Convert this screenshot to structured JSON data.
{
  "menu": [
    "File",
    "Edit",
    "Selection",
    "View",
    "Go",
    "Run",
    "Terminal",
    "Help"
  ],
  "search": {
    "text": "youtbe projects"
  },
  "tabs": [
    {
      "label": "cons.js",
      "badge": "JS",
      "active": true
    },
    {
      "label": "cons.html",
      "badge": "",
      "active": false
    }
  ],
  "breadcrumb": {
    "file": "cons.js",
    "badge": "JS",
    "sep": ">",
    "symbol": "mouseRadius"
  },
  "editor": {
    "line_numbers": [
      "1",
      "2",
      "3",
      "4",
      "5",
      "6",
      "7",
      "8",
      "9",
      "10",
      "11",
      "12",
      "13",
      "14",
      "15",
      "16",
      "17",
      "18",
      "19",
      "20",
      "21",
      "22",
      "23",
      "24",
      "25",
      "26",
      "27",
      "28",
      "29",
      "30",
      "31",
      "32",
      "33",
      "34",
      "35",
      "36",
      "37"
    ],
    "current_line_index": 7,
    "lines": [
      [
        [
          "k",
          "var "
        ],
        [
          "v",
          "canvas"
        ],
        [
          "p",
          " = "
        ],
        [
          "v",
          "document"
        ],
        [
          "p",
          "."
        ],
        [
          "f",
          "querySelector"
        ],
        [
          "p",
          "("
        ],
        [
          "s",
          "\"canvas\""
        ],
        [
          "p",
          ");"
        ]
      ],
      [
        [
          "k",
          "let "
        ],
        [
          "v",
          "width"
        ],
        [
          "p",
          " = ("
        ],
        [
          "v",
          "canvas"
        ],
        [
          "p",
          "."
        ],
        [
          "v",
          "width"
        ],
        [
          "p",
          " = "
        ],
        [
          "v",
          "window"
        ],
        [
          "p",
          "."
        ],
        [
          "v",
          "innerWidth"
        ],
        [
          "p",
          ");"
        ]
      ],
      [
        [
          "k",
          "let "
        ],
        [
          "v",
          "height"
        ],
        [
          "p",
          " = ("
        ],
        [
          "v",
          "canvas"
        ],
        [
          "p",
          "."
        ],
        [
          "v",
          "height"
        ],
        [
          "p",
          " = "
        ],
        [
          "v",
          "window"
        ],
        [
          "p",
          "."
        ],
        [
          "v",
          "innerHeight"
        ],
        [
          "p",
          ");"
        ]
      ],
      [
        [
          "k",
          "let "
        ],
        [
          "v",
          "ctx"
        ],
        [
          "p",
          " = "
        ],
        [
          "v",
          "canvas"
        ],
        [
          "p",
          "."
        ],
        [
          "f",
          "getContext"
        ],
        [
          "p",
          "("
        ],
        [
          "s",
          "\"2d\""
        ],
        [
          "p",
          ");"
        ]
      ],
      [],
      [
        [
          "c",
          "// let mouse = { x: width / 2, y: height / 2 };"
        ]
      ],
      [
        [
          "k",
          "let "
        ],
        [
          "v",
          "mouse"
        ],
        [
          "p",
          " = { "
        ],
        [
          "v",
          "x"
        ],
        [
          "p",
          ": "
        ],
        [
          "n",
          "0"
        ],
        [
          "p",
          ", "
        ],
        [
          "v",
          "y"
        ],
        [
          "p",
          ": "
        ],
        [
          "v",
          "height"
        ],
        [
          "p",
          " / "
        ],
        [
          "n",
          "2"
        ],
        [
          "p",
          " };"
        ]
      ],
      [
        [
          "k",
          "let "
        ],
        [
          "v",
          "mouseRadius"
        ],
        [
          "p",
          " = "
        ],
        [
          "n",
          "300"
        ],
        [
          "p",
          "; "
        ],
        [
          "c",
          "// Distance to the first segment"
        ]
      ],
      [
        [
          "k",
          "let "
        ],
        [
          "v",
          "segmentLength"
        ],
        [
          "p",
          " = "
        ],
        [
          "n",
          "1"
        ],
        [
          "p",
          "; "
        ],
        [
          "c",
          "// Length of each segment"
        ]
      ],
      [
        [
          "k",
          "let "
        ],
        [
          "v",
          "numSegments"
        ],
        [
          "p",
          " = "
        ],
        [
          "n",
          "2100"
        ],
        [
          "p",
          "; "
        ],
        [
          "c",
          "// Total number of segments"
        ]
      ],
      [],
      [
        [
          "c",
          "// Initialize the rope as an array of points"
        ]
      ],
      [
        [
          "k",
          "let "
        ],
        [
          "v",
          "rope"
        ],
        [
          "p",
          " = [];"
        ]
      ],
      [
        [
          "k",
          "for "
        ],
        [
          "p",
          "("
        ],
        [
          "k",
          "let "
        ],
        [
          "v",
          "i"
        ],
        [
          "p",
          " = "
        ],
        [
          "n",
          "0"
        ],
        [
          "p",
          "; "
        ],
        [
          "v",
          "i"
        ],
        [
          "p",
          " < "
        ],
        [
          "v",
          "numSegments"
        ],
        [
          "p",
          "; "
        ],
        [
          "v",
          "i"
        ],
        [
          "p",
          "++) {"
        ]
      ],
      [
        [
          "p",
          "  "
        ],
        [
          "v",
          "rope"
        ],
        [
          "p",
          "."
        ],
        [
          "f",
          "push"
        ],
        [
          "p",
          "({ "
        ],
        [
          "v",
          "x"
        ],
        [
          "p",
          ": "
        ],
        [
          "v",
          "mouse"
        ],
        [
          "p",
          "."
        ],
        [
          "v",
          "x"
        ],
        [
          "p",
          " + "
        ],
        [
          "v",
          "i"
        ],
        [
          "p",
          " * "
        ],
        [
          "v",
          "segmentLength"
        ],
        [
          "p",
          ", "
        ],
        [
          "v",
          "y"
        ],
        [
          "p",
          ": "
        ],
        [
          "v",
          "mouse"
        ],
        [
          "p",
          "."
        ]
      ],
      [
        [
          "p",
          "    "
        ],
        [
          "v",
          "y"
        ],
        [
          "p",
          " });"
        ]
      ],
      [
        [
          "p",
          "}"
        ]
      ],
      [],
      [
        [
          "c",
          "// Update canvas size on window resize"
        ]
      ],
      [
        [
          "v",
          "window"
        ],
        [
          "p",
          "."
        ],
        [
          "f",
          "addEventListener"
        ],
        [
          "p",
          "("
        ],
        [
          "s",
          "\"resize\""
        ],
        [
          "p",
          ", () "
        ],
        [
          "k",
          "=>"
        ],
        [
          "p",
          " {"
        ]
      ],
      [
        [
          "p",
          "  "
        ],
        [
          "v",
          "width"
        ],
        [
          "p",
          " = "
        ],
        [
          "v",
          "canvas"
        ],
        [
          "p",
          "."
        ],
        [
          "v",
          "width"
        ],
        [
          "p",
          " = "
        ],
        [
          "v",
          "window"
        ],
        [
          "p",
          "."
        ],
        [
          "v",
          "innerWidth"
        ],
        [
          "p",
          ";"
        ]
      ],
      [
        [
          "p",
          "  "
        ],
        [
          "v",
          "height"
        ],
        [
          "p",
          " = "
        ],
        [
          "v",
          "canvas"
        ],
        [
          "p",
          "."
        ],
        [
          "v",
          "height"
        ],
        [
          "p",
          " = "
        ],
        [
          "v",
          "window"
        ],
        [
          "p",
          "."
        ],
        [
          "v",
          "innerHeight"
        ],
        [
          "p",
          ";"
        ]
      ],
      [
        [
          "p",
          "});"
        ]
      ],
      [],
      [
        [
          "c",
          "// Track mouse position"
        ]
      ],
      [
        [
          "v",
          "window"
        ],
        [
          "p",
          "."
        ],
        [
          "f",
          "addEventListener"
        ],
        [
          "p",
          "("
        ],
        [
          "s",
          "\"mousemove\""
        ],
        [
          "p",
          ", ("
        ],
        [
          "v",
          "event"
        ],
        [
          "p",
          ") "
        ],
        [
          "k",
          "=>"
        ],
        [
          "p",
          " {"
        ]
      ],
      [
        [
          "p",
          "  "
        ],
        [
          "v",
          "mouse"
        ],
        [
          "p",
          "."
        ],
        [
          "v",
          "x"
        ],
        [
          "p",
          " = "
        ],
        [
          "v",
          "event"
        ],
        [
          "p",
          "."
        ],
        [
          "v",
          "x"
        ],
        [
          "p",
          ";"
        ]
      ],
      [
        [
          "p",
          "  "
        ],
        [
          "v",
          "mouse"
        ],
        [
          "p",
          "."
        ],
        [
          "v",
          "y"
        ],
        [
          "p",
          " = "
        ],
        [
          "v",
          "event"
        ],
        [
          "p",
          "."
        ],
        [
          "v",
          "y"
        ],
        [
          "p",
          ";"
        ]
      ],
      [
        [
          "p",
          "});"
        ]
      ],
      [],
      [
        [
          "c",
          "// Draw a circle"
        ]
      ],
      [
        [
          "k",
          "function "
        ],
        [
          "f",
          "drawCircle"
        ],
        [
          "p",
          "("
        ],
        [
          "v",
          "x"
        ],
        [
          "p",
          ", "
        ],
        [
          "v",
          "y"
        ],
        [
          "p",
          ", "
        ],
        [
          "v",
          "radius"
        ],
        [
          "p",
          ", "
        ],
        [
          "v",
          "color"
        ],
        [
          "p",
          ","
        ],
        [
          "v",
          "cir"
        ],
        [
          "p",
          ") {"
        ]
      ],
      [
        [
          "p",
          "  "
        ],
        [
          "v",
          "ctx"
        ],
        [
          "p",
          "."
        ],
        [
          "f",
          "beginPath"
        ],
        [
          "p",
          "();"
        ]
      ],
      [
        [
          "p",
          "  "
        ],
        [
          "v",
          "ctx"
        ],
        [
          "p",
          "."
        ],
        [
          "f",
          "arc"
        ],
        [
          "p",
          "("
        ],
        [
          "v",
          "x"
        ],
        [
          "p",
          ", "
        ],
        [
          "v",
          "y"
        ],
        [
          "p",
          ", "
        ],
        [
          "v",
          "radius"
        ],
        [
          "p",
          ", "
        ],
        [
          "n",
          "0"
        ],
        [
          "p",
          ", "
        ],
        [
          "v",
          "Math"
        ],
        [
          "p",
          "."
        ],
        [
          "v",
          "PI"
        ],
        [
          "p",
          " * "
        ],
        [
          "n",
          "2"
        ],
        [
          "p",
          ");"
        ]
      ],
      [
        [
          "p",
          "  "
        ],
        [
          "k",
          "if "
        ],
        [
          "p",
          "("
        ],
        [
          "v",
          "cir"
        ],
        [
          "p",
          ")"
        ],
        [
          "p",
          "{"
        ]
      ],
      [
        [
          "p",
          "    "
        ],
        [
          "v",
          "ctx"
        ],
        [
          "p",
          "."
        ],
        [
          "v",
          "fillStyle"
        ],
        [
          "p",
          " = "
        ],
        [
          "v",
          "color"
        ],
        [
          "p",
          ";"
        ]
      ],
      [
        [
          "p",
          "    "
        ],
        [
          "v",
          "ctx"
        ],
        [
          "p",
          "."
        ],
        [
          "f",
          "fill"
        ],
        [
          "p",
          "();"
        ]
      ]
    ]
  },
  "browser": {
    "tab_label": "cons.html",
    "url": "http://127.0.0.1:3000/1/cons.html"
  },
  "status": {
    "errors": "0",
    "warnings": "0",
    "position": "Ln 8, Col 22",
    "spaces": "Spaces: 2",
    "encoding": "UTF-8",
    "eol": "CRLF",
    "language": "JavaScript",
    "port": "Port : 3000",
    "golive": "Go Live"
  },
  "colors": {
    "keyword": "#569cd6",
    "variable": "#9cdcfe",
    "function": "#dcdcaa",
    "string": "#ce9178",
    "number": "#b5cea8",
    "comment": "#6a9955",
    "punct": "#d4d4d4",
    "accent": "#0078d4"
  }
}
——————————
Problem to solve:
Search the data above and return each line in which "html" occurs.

Answer:
      "label": "cons.html",
    "tab_label": "cons.html",
    "url": "http://127.0.0.1:3000/1/cons.html"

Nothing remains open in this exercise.